After you pass through mini-Britain you come to a lush valley among the mountains on a peninsula on the Anatolian Coast. Across the green, working farms of the valley is a slope of grey buildings, the abandoned Greek village. After seeing centuries- and millennia-old ruins around Turkey, this abandoned village less than a hundred years old had a familiar eeriness. The storm coming in from the Mediterranean heightened the end of the world atmosphere. Continue reading “Travel: Dinner in a Turkish ‘ghost town’”
A few places to visit …
SUMMIT COUNTY — Since today’s Summit Voice features a couple of stories on European tourism, we thought we’d include a photo essay showcasing some of our favorite spots around the Mediterranean. Check out the related stories:
Forest fuels change as people move from the countryside to cities
By Summit Voice
SUMMIT COUNTY — An increase forest fires in the Mediterranean region has been linked with shifting demographics and changes in land use, according to scientists with the Universidad Carlos III de Madrid.
The study, recently published in the journal Climatic Change, constructed a complete database of historical fires in the province of Valencia in order to relate them to the evolution of the climate and societal and territorial transformations in the region. The research that was carried out provides the most complete series of data on the evolution of fires in the Mediterranean basin to date.
The data showed that fires grew more frequent and larger during the 1970s. The change is linked to a population exodus from rural areas and changes in land use during that era.

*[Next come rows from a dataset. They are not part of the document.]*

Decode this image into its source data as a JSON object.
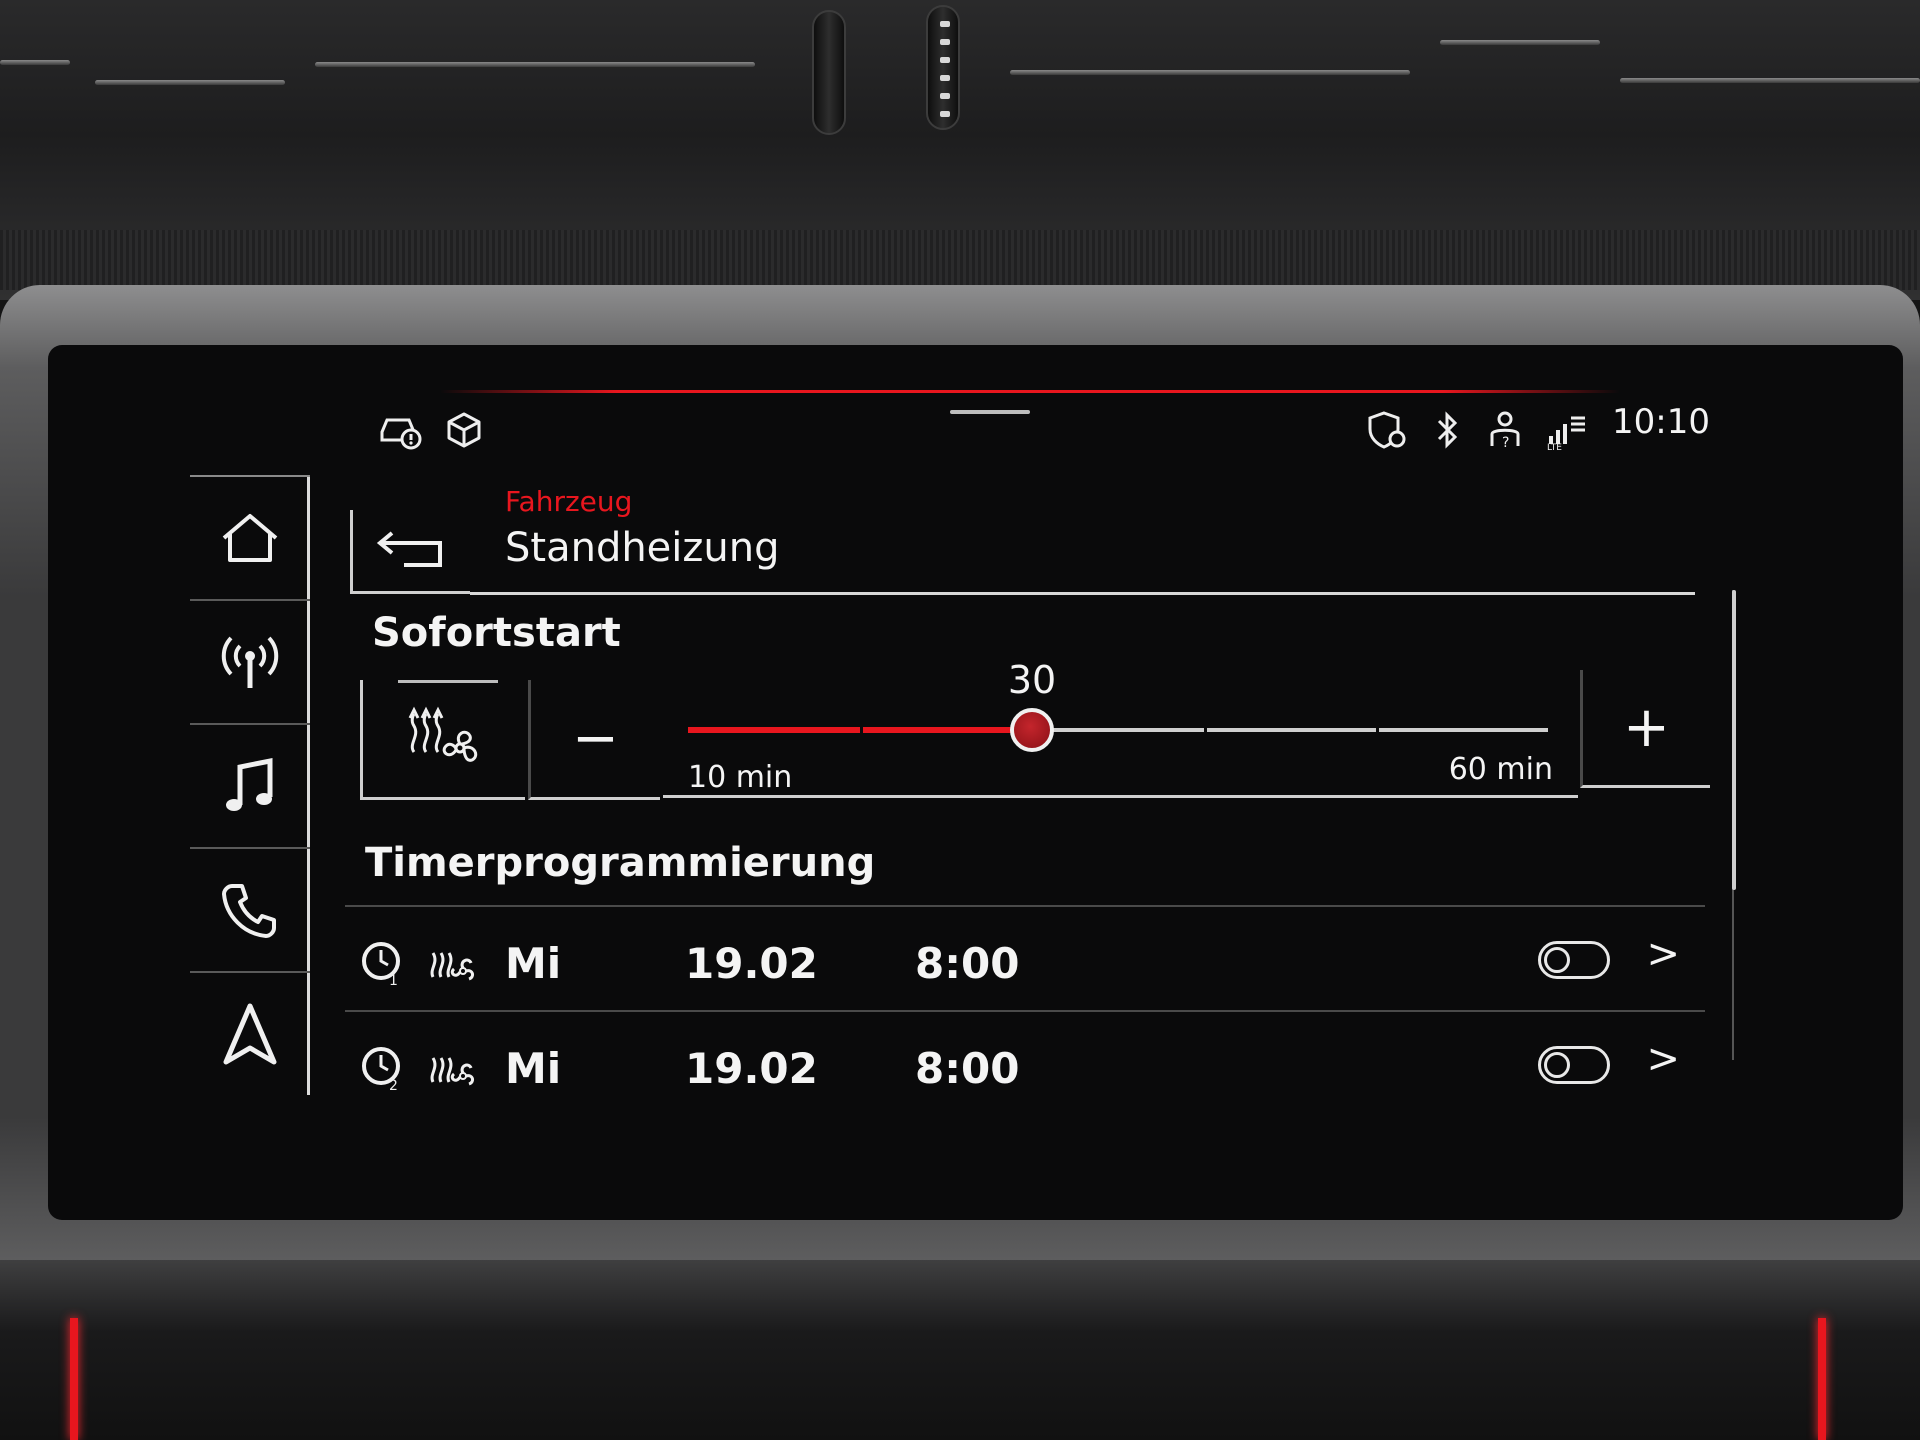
{
  "status_bar": {
    "time": "10:10",
    "icons_left": [
      "car-warning-icon",
      "cube-icon"
    ],
    "icons_right": [
      "shield-location-icon",
      "bluetooth-icon",
      "user-question-icon",
      "lte-signal-icon"
    ]
  },
  "nav": {
    "items": [
      {
        "icon": "home-icon"
      },
      {
        "icon": "radio-icon"
      },
      {
        "icon": "music-icon"
      },
      {
        "icon": "phone-icon"
      },
      {
        "icon": "navigation-icon"
      }
    ]
  },
  "header": {
    "breadcrumb": "Fahrzeug",
    "title": "Standheizung"
  },
  "sofortstart": {
    "label": "Sofortstart",
    "slider": {
      "value": 30,
      "value_label": "30",
      "min": 10,
      "max": 60,
      "min_label": "10 min",
      "max_label": "60 min"
    },
    "minus_label": "−",
    "plus_label": "+"
  },
  "timer": {
    "label": "Timerprogrammierung",
    "rows": [
      {
        "slot": "1",
        "day": "Mi",
        "date": "19.02",
        "time": "8:00",
        "enabled": false
      },
      {
        "slot": "2",
        "day": "Mi",
        "date": "19.02",
        "time": "8:00",
        "enabled": false
      }
    ]
  },
  "colors": {
    "accent_red": "#e8161e",
    "text": "#f4f4f4",
    "screen_bg": "#0a0a0b"
  }
}
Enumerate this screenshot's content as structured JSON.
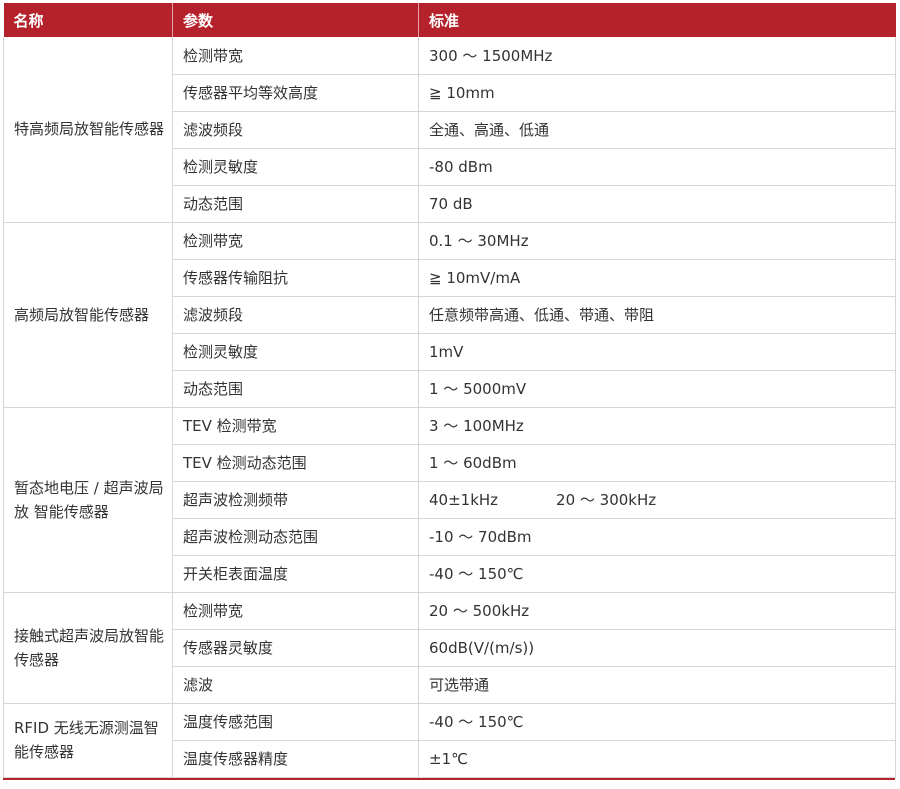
{
  "header": {
    "col_name": "名称",
    "col_param": "参数",
    "col_std": "标准"
  },
  "groups": [
    {
      "name": "特高频局放智能传感器",
      "rows": [
        {
          "param": "检测带宽",
          "std": "300 ～ 1500MHz"
        },
        {
          "param": "传感器平均等效高度",
          "std": "≧ 10mm"
        },
        {
          "param": "滤波频段",
          "std": "全通、高通、低通"
        },
        {
          "param": "检测灵敏度",
          "std": "-80 dBm"
        },
        {
          "param": "动态范围",
          "std": "70 dB"
        }
      ]
    },
    {
      "name": "高频局放智能传感器",
      "rows": [
        {
          "param": "检测带宽",
          "std": "0.1 ～ 30MHz"
        },
        {
          "param": "传感器传输阻抗",
          "std": "≧ 10mV/mA"
        },
        {
          "param": "滤波频段",
          "std": "任意频带高通、低通、带通、带阻"
        },
        {
          "param": "检测灵敏度",
          "std": "1mV"
        },
        {
          "param": "动态范围",
          "std": "1 ～ 5000mV"
        }
      ]
    },
    {
      "name": "暂态地电压 / 超声波局放 智能传感器",
      "rows": [
        {
          "param": "TEV 检测带宽",
          "std": "3 ～ 100MHz"
        },
        {
          "param": "TEV 检测动态范围",
          "std": "1 ～ 60dBm"
        },
        {
          "param": "超声波检测频带",
          "std": "40±1kHz",
          "std2": "20 ～ 300kHz"
        },
        {
          "param": "超声波检测动态范围",
          "std": "-10 ～ 70dBm"
        },
        {
          "param": "开关柜表面温度",
          "std": "-40 ～ 150℃"
        }
      ]
    },
    {
      "name": "接触式超声波局放智能传感器",
      "rows": [
        {
          "param": "检测带宽",
          "std": "20 ～ 500kHz"
        },
        {
          "param": "传感器灵敏度",
          "std": "60dB(V/(m/s))"
        },
        {
          "param": "滤波",
          "std": "可选带通"
        }
      ]
    },
    {
      "name": "RFID 无线无源测温智能传感器",
      "rows": [
        {
          "param": "温度传感范围",
          "std": "-40 ～ 150℃"
        },
        {
          "param": "温度传感器精度",
          "std": "±1℃"
        }
      ]
    }
  ],
  "colors": {
    "header_bg": "#b5222b",
    "header_text": "#ffffff",
    "border": "#d6d6d6",
    "text": "#333333"
  }
}
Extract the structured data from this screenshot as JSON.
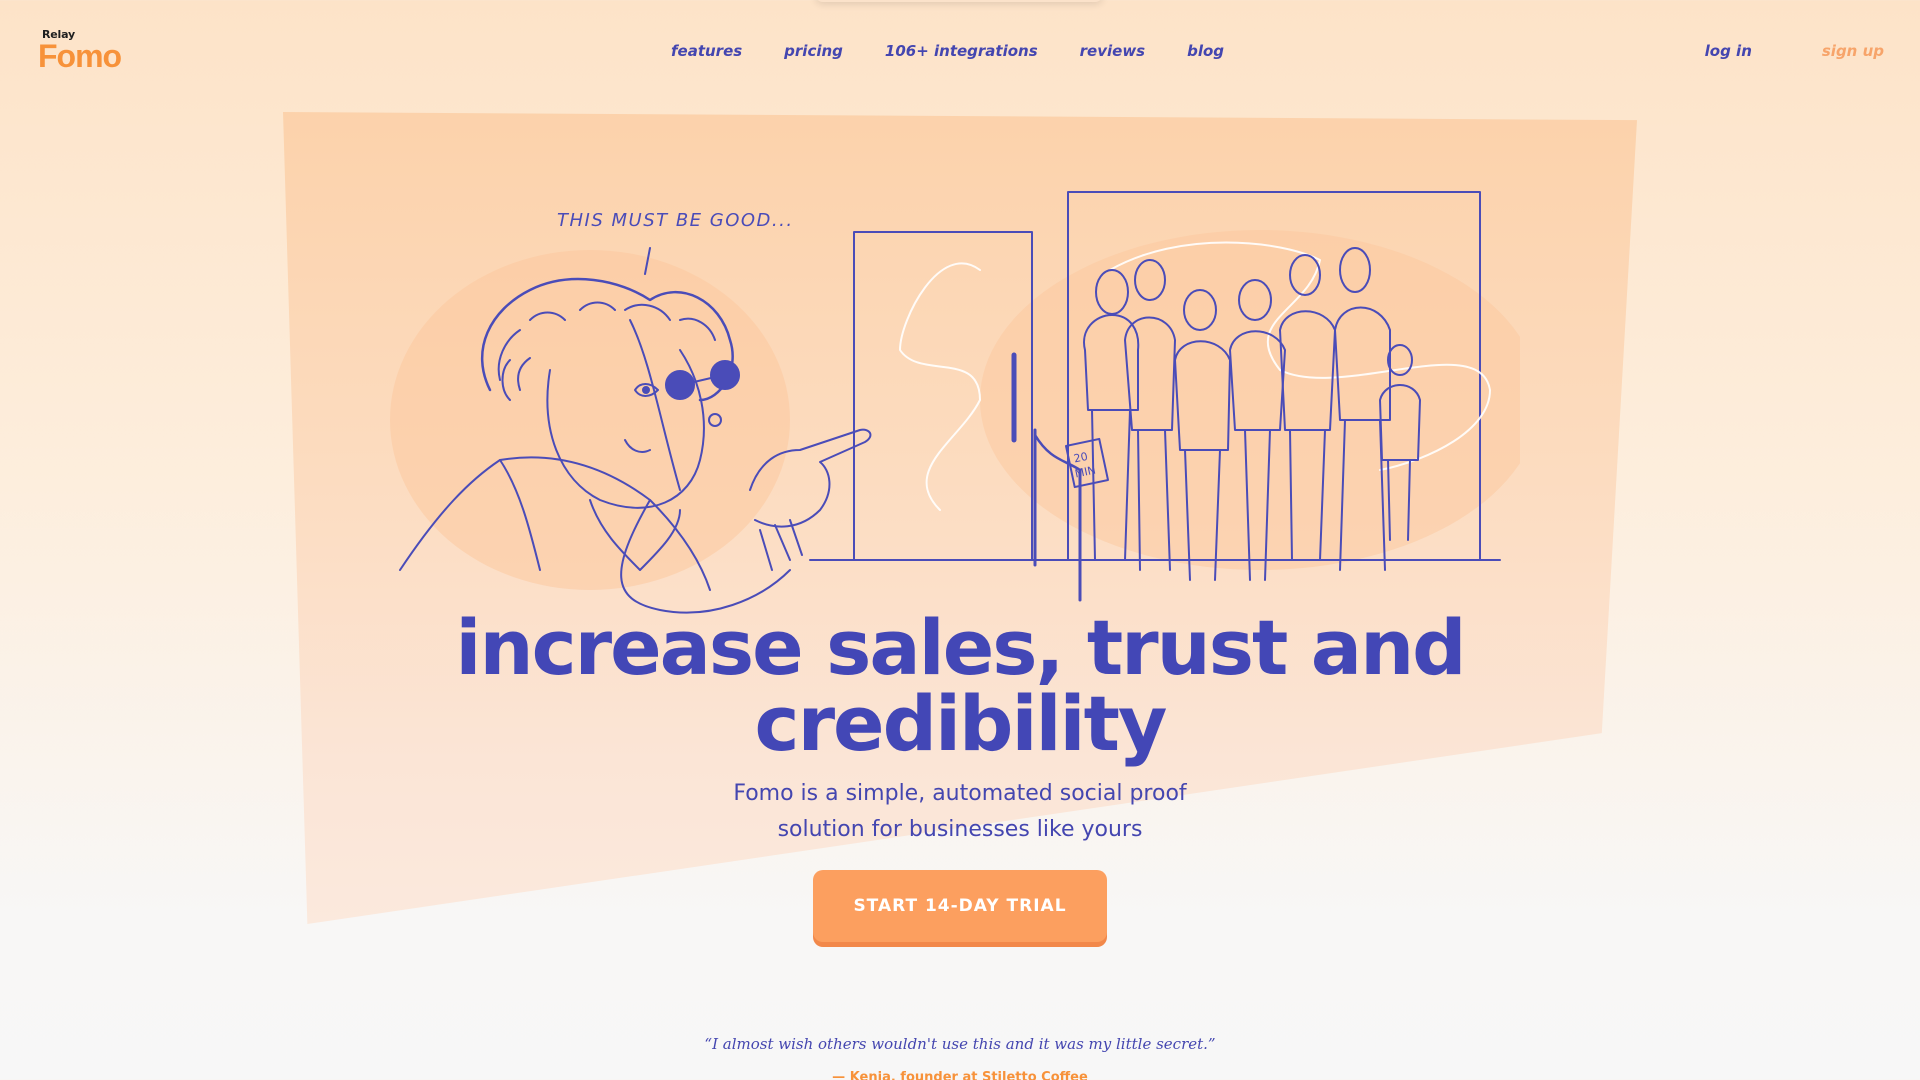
{
  "brand": {
    "parent": "Relay",
    "name": "Fomo",
    "accent_color": "#f7923a",
    "text_color": "#4446b0"
  },
  "nav": {
    "items": [
      {
        "label": "features"
      },
      {
        "label": "pricing"
      },
      {
        "label": "106+ integrations"
      },
      {
        "label": "reviews"
      },
      {
        "label": "blog"
      }
    ]
  },
  "auth": {
    "login_label": "log in",
    "signup_label": "sign up"
  },
  "hero": {
    "illustration_caption": "THIS MUST BE GOOD...",
    "sign_text_line1": "20",
    "sign_text_line2": "MIN",
    "headline_line1": "increase sales, trust and",
    "headline_line2": "credibility",
    "subtitle_line1": "Fomo is a simple, automated social proof",
    "subtitle_line2": "solution for businesses like yours",
    "cta_label": "START 14-DAY TRIAL"
  },
  "testimonial": {
    "quote": "“I almost wish others wouldn't use this and it was my little secret.”",
    "author": "— Kenia, founder at Stiletto Coffee"
  }
}
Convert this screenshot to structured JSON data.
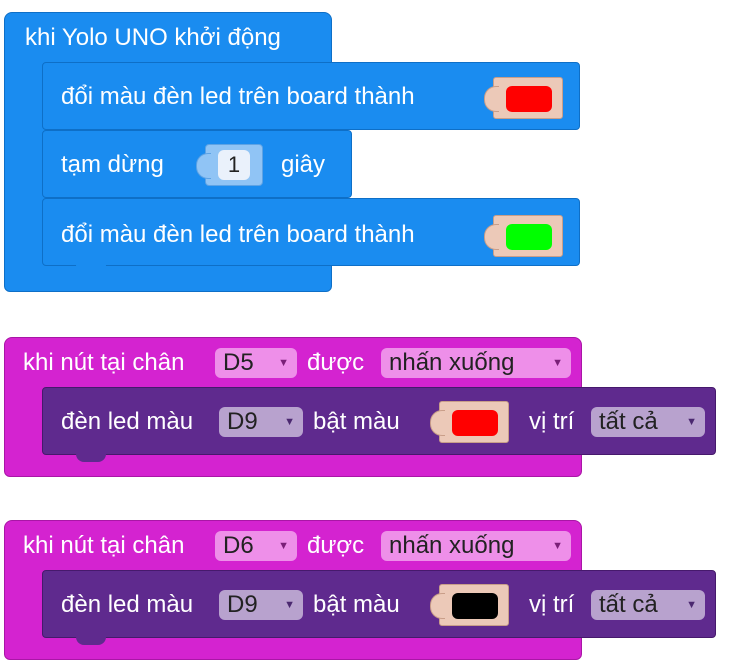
{
  "startup": {
    "title": "khi Yolo UNO khởi động",
    "steps": {
      "led1_label": "đổi màu đèn led trên board thành",
      "led1_color": "#ff0000",
      "pause_label": "tạm dừng",
      "pause_value": "1",
      "pause_unit": "giây",
      "led2_label": "đổi màu đèn led trên board thành",
      "led2_color": "#00ff00"
    }
  },
  "button_blocks": [
    {
      "prefix": "khi nút tại chân",
      "pin": "D5",
      "mid": "được",
      "action": "nhấn xuống",
      "body": {
        "label": "đèn led màu",
        "led_pin": "D9",
        "on_label": "bật màu",
        "color": "#ff0000",
        "pos_label": "vị trí",
        "pos_value": "tất cả"
      }
    },
    {
      "prefix": "khi nút tại chân",
      "pin": "D6",
      "mid": "được",
      "action": "nhấn xuống",
      "body": {
        "label": "đèn led màu",
        "led_pin": "D9",
        "on_label": "bật màu",
        "color": "#000000",
        "pos_label": "vị trí",
        "pos_value": "tất cả"
      }
    }
  ],
  "icons": {
    "dropdown": "chevron-down-icon"
  }
}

Continue reading “Researchers say frequency and size of fires in Mediterranean region linked to changing population patterns and land uses”